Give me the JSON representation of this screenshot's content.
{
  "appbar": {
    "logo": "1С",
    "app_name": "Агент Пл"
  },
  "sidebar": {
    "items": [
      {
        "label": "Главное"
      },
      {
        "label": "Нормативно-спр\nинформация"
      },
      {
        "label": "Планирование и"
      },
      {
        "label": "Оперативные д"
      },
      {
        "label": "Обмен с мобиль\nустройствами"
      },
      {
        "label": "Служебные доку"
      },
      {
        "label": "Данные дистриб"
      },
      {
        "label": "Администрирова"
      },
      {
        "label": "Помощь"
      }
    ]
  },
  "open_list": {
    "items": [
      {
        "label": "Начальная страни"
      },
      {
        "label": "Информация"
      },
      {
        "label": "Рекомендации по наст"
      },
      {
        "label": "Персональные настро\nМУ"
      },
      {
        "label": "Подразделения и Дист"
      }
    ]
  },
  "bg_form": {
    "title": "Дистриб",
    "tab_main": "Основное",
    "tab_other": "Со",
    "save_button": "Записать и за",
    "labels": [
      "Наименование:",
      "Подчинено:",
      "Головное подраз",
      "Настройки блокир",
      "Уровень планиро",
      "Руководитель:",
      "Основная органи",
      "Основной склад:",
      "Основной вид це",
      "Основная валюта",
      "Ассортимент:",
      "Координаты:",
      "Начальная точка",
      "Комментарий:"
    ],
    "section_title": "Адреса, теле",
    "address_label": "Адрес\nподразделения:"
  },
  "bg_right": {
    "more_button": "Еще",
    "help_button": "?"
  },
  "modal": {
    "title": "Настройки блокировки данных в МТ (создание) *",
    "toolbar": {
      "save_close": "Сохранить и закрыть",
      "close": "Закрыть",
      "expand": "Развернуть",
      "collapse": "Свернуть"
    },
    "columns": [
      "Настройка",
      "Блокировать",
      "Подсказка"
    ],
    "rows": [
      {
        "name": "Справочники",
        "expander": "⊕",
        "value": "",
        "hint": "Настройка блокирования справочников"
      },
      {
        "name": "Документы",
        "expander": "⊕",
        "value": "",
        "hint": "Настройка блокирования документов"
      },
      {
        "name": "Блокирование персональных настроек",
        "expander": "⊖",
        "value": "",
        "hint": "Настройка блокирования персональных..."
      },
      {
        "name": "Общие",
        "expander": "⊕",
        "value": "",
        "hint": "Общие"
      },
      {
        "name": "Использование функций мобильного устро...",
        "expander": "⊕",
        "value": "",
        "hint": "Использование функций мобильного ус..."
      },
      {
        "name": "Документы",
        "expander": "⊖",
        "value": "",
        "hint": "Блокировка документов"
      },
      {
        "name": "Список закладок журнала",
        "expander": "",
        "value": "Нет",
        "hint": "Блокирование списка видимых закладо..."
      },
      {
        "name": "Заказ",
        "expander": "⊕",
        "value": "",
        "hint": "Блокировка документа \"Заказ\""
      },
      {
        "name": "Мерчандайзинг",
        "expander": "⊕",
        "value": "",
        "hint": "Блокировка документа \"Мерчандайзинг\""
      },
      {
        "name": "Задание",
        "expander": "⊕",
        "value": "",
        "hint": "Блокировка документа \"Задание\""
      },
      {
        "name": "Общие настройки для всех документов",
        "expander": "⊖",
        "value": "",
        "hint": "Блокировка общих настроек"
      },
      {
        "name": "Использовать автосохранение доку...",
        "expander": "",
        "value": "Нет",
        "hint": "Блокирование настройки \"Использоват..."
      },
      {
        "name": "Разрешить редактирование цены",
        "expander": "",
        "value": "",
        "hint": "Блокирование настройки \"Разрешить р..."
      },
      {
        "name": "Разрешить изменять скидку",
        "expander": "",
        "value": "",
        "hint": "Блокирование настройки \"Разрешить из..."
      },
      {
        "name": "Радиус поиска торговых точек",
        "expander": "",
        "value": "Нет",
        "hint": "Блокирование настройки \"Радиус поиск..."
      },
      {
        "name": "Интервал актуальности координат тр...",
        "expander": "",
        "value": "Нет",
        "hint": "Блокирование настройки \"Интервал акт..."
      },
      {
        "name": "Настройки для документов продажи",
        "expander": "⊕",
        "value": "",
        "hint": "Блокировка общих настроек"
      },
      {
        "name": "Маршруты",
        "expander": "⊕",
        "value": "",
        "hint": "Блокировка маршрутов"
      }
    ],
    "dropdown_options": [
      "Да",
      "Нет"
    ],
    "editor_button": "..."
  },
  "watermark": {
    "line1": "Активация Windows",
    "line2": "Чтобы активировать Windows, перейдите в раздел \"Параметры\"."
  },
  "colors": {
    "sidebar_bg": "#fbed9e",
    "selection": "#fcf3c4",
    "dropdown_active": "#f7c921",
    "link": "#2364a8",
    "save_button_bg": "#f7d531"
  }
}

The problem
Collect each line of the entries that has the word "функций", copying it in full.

The completed task
        "name": "Использование функций мобильного устро...",
        "hint": "Использование функций мобильного ус..."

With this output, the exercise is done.